(What is required):
Search the listing below for the word "impact" and copy each line that holds it.

(The data):
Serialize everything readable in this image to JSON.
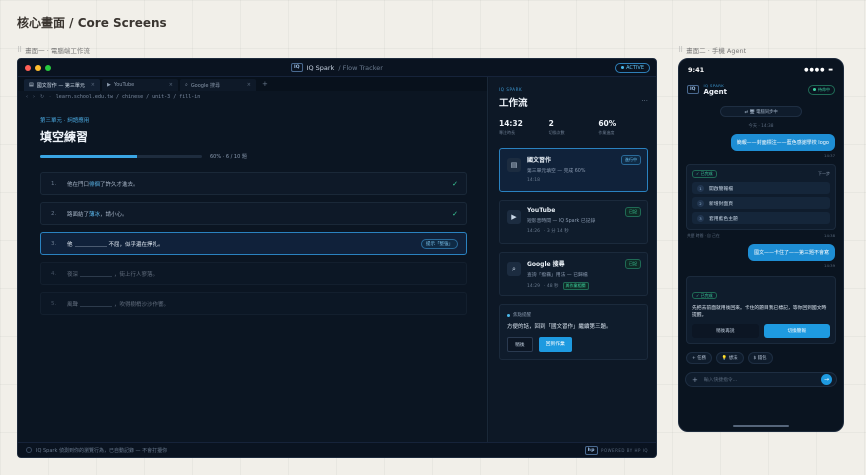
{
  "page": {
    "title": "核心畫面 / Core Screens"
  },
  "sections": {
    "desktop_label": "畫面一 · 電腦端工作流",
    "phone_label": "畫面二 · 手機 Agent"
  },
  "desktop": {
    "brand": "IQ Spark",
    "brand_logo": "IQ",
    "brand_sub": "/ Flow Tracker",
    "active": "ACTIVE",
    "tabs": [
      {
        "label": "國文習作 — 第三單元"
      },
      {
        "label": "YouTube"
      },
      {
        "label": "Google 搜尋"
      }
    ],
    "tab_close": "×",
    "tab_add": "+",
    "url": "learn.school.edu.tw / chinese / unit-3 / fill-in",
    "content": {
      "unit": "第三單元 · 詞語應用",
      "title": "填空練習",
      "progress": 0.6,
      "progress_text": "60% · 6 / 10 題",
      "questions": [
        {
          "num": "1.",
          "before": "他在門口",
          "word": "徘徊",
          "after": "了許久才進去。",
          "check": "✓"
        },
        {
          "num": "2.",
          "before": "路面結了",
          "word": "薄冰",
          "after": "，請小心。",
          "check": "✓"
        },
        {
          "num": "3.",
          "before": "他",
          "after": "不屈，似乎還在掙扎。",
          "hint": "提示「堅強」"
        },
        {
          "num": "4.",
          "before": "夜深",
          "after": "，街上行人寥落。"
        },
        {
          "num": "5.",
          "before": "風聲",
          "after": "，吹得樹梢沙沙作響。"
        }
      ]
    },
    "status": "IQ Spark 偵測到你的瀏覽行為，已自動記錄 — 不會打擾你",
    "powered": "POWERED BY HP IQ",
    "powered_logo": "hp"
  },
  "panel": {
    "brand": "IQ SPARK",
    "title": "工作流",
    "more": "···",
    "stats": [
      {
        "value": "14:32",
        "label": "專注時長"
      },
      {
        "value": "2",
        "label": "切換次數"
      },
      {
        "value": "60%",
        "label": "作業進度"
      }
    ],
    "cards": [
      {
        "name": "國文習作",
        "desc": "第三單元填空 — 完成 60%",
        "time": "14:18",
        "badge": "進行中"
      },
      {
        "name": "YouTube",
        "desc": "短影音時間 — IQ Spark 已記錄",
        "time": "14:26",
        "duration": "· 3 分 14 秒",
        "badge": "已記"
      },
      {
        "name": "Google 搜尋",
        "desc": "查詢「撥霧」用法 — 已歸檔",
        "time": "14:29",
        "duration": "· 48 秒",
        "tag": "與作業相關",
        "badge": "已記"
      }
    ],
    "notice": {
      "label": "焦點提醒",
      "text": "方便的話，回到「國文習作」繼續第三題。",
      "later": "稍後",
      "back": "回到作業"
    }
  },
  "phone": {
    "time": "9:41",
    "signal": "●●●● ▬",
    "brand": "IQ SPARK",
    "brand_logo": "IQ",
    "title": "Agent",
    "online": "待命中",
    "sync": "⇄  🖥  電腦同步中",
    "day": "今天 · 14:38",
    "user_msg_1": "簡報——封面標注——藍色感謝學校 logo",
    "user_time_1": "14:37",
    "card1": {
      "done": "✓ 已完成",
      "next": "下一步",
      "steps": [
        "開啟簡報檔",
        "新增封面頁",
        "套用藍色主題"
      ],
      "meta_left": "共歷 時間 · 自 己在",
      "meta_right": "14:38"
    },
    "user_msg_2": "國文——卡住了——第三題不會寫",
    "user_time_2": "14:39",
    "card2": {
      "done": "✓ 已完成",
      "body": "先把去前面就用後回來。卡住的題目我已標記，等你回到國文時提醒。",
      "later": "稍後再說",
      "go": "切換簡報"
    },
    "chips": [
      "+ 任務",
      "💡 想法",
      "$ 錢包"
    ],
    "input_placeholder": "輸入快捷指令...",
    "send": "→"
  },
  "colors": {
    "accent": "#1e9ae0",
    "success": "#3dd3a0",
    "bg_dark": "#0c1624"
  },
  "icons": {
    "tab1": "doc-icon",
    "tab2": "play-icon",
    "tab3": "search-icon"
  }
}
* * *
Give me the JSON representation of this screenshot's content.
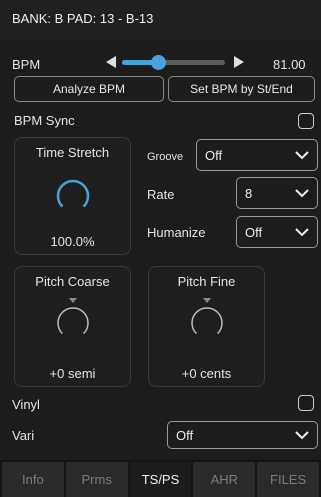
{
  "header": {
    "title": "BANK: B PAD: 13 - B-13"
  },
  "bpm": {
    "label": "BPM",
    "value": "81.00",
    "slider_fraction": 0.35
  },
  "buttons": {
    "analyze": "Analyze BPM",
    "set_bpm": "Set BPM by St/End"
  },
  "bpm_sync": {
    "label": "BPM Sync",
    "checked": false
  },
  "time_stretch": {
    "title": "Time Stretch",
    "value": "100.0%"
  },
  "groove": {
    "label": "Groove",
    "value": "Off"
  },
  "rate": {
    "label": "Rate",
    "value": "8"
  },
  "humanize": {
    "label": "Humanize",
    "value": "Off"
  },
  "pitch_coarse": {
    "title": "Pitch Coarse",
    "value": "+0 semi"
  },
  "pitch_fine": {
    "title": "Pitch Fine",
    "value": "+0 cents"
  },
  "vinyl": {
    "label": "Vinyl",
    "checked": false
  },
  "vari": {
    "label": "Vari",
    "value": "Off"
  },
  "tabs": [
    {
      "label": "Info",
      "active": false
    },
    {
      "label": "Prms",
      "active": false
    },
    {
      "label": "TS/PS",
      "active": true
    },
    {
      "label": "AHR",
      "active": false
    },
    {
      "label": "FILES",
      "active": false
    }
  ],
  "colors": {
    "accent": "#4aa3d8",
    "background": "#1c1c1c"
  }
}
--
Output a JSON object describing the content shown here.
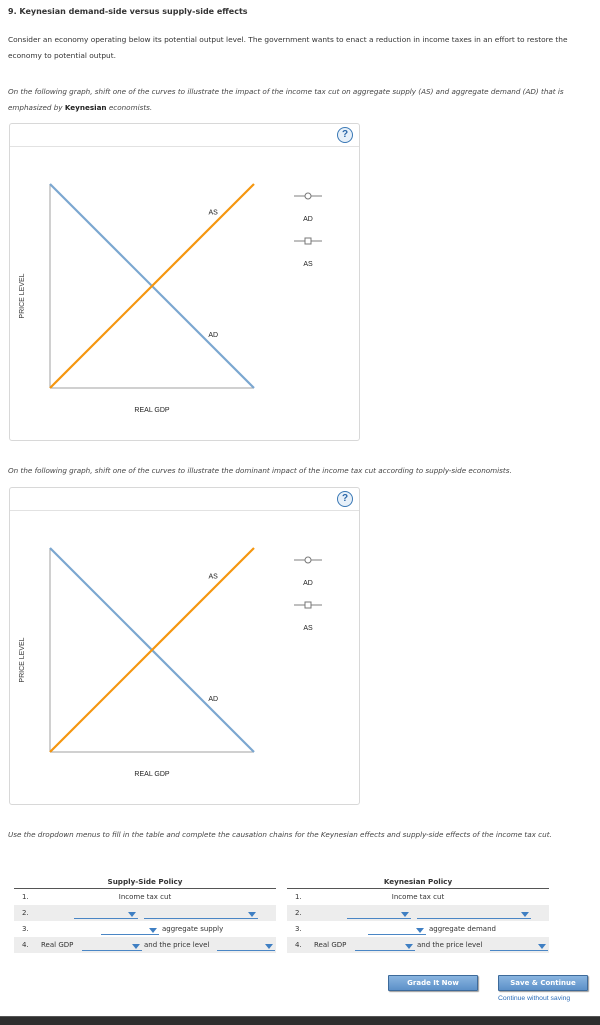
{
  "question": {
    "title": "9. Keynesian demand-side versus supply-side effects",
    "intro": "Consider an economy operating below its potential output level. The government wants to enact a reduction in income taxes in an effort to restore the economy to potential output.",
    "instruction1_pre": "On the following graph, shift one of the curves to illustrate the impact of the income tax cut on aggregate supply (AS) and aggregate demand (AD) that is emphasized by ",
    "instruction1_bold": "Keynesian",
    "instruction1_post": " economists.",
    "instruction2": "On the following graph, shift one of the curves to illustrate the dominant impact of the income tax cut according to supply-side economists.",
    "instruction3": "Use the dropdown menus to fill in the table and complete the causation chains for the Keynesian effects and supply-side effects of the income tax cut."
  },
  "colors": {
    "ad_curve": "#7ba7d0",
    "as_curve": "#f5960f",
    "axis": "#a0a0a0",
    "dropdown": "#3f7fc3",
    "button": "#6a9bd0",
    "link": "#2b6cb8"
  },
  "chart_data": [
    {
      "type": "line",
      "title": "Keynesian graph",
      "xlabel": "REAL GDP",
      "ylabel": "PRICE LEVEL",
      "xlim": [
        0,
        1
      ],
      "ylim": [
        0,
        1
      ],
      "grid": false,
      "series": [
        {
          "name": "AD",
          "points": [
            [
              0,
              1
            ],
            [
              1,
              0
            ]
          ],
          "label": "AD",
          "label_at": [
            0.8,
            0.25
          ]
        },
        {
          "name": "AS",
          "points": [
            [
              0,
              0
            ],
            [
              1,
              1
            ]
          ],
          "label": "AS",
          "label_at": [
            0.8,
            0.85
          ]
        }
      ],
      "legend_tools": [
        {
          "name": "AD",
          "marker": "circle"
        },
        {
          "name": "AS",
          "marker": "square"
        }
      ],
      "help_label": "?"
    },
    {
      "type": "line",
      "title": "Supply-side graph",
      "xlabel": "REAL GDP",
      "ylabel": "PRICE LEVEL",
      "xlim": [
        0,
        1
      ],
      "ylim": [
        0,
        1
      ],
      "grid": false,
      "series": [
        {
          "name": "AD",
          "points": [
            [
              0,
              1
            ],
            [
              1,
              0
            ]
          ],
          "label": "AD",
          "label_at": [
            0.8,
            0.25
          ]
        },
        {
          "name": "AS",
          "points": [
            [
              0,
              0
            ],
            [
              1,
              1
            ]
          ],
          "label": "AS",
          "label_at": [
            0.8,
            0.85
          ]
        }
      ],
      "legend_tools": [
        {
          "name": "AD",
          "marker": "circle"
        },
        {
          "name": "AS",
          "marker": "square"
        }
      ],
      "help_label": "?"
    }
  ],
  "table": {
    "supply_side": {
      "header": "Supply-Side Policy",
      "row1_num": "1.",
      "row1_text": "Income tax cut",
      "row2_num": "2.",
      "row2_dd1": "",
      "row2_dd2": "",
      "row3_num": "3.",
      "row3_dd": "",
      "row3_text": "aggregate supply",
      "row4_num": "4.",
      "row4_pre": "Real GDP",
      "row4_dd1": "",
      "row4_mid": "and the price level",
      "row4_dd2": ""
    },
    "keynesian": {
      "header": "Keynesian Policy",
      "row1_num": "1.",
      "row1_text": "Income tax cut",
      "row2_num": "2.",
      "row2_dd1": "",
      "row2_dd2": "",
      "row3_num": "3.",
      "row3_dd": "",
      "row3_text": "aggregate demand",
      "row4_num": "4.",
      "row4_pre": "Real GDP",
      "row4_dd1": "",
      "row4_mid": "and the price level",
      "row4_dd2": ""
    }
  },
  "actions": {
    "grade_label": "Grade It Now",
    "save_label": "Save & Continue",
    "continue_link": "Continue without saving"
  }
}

(Answer to the problem):
    "instruction1_pre": "On the following graph, shift one of the curves to illustrate the impact of the income tax cut on aggregate supply (AS) and aggregate demand (AD) that is emphasized by ",
    "instruction2": "On the following graph, shift one of the curves to illustrate the dominant impact of the income tax cut according to supply-side economists.",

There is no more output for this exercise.